BEGIN SUPPLIED RECORDS

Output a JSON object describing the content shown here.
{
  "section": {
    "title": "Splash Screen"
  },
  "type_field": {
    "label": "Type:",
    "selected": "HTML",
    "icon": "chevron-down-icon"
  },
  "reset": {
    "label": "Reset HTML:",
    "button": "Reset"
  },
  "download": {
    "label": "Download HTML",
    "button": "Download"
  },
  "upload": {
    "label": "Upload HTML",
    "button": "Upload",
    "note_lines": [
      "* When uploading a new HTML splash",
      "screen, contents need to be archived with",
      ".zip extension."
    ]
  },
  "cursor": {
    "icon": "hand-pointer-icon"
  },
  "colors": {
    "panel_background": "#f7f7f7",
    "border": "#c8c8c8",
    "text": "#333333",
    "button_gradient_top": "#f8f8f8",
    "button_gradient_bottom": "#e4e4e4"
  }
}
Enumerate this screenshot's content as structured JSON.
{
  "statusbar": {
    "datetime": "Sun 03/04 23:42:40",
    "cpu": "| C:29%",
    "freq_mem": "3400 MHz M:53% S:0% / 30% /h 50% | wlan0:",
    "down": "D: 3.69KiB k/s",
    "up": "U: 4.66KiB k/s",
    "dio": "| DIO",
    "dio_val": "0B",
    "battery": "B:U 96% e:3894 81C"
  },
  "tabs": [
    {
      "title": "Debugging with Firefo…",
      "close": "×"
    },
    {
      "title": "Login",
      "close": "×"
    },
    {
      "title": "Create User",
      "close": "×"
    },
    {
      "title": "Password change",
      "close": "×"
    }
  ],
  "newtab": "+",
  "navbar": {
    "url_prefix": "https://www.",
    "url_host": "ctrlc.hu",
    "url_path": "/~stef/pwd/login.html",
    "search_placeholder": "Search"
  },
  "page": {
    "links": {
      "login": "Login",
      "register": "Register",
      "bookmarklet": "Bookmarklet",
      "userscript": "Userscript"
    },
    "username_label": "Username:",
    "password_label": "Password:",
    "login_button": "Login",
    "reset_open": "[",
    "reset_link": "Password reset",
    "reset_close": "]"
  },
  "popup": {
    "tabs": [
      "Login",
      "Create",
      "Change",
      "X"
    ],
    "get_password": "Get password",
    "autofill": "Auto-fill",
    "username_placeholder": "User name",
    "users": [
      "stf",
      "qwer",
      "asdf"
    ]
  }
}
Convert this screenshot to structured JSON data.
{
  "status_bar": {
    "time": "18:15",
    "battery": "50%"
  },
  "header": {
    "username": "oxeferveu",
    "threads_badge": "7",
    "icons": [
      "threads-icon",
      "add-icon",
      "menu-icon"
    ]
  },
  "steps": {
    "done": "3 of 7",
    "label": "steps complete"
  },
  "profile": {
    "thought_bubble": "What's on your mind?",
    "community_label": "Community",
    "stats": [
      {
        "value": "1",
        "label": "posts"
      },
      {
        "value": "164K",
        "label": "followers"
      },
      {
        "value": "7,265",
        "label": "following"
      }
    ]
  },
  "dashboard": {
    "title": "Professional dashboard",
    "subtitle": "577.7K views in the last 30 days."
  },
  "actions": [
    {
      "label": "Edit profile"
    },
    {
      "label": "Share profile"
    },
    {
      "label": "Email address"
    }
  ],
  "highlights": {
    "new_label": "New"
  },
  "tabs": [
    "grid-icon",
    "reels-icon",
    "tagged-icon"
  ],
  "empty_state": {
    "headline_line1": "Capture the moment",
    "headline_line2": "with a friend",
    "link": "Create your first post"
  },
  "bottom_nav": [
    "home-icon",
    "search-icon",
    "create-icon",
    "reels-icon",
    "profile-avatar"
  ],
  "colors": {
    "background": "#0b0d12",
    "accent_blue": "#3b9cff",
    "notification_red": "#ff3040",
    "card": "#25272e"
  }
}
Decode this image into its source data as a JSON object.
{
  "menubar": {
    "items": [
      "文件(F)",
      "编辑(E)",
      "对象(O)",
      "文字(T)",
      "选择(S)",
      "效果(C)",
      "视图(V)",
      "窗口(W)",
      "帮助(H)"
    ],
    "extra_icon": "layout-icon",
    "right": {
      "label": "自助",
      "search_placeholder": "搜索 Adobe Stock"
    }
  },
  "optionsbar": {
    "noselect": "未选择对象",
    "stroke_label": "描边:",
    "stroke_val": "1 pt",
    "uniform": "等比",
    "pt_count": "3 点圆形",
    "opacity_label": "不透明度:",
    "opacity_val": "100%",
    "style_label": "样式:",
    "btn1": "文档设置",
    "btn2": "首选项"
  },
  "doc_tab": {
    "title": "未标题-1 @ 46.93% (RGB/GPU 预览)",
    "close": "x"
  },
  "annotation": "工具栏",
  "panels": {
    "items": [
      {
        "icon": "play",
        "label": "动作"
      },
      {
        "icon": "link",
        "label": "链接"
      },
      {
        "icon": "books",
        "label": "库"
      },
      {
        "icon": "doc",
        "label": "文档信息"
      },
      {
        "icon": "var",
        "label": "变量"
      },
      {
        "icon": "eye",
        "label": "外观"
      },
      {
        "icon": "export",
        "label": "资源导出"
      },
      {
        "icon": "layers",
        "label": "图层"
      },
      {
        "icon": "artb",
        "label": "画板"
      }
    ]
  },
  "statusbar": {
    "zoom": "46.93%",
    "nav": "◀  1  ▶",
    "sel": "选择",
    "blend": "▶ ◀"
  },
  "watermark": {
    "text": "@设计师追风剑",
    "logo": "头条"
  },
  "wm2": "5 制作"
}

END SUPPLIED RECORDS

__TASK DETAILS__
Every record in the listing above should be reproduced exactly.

__OUTPUT__
Output a JSON object describing the content shown here.
{
  "section": {
    "title": "Splash Screen"
  },
  "type_field": {
    "label": "Type:",
    "selected": "HTML",
    "icon": "chevron-down-icon"
  },
  "reset": {
    "label": "Reset HTML:",
    "button": "Reset"
  },
  "download": {
    "label": "Download HTML",
    "button": "Download"
  },
  "upload": {
    "label": "Upload HTML",
    "button": "Upload",
    "note_lines": [
      "* When uploading a new HTML splash",
      "screen, contents need to be archived with",
      ".zip extension."
    ]
  },
  "cursor": {
    "icon": "hand-pointer-icon"
  },
  "colors": {
    "panel_background": "#f7f7f7",
    "border": "#c8c8c8",
    "text": "#333333",
    "button_gradient_top": "#f8f8f8",
    "button_gradient_bottom": "#e4e4e4"
  }
}
Enumerate this screenshot's content as structured JSON.
{
  "statusbar": {
    "datetime": "Sun 03/04 23:42:40",
    "cpu": "| C:29%",
    "freq_mem": "3400 MHz M:53% S:0% / 30% /h 50% | wlan0:",
    "down": "D: 3.69KiB k/s",
    "up": "U: 4.66KiB k/s",
    "dio": "| DIO",
    "dio_val": "0B",
    "battery": "B:U 96% e:3894 81C"
  },
  "tabs": [
    {
      "title": "Debugging with Firefo…",
      "close": "×"
    },
    {
      "title": "Login",
      "close": "×"
    },
    {
      "title": "Create User",
      "close": "×"
    },
    {
      "title": "Password change",
      "close": "×"
    }
  ],
  "newtab": "+",
  "navbar": {
    "url_prefix": "https://www.",
    "url_host": "ctrlc.hu",
    "url_path": "/~stef/pwd/login.html",
    "search_placeholder": "Search"
  },
  "page": {
    "links": {
      "login": "Login",
      "register": "Register",
      "bookmarklet": "Bookmarklet",
      "userscript": "Userscript"
    },
    "username_label": "Username:",
    "password_label": "Password:",
    "login_button": "Login",
    "reset_open": "[",
    "reset_link": "Password reset",
    "reset_close": "]"
  },
  "popup": {
    "tabs": [
      "Login",
      "Create",
      "Change",
      "X"
    ],
    "get_password": "Get password",
    "autofill": "Auto-fill",
    "username_placeholder": "User name",
    "users": [
      "stf",
      "qwer",
      "asdf"
    ]
  }
}
Convert this screenshot to structured JSON data.
{
  "status_bar": {
    "time": "18:15",
    "battery": "50%"
  },
  "header": {
    "username": "oxeferveu",
    "threads_badge": "7",
    "icons": [
      "threads-icon",
      "add-icon",
      "menu-icon"
    ]
  },
  "steps": {
    "done": "3 of 7",
    "label": "steps complete"
  },
  "profile": {
    "thought_bubble": "What's on your mind?",
    "community_label": "Community",
    "stats": [
      {
        "value": "1",
        "label": "posts"
      },
      {
        "value": "164K",
        "label": "followers"
      },
      {
        "value": "7,265",
        "label": "following"
      }
    ]
  },
  "dashboard": {
    "title": "Professional dashboard",
    "subtitle": "577.7K views in the last 30 days."
  },
  "actions": [
    {
      "label": "Edit profile"
    },
    {
      "label": "Share profile"
    },
    {
      "label": "Email address"
    }
  ],
  "highlights": {
    "new_label": "New"
  },
  "tabs": [
    "grid-icon",
    "reels-icon",
    "tagged-icon"
  ],
  "empty_state": {
    "headline_line1": "Capture the moment",
    "headline_line2": "with a friend",
    "link": "Create your first post"
  },
  "bottom_nav": [
    "home-icon",
    "search-icon",
    "create-icon",
    "reels-icon",
    "profile-avatar"
  ],
  "colors": {
    "background": "#0b0d12",
    "accent_blue": "#3b9cff",
    "notification_red": "#ff3040",
    "card": "#25272e"
  }
}
Decode this image into its source data as a JSON object.
{
  "menubar": {
    "items": [
      "文件(F)",
      "编辑(E)",
      "对象(O)",
      "文字(T)",
      "选择(S)",
      "效果(C)",
      "视图(V)",
      "窗口(W)",
      "帮助(H)"
    ],
    "extra_icon": "layout-icon",
    "right": {
      "label": "自助",
      "search_placeholder": "搜索 Adobe Stock"
    }
  },
  "optionsbar": {
    "noselect": "未选择对象",
    "stroke_label": "描边:",
    "stroke_val": "1 pt",
    "uniform": "等比",
    "pt_count": "3 点圆形",
    "opacity_label": "不透明度:",
    "opacity_val": "100%",
    "style_label": "样式:",
    "btn1": "文档设置",
    "btn2": "首选项"
  },
  "doc_tab": {
    "title": "未标题-1 @ 46.93% (RGB/GPU 预览)",
    "close": "x"
  },
  "annotation": "工具栏",
  "panels": {
    "items": [
      {
        "icon": "play",
        "label": "动作"
      },
      {
        "icon": "link",
        "label": "链接"
      },
      {
        "icon": "books",
        "label": "库"
      },
      {
        "icon": "doc",
        "label": "文档信息"
      },
      {
        "icon": "var",
        "label": "变量"
      },
      {
        "icon": "eye",
        "label": "外观"
      },
      {
        "icon": "export",
        "label": "资源导出"
      },
      {
        "icon": "layers",
        "label": "图层"
      },
      {
        "icon": "artb",
        "label": "画板"
      }
    ]
  },
  "statusbar": {
    "zoom": "46.93%",
    "nav": "◀  1  ▶",
    "sel": "选择",
    "blend": "▶ ◀"
  },
  "watermark": {
    "text": "@设计师追风剑",
    "logo": "头条"
  },
  "wm2": "5 制作"
}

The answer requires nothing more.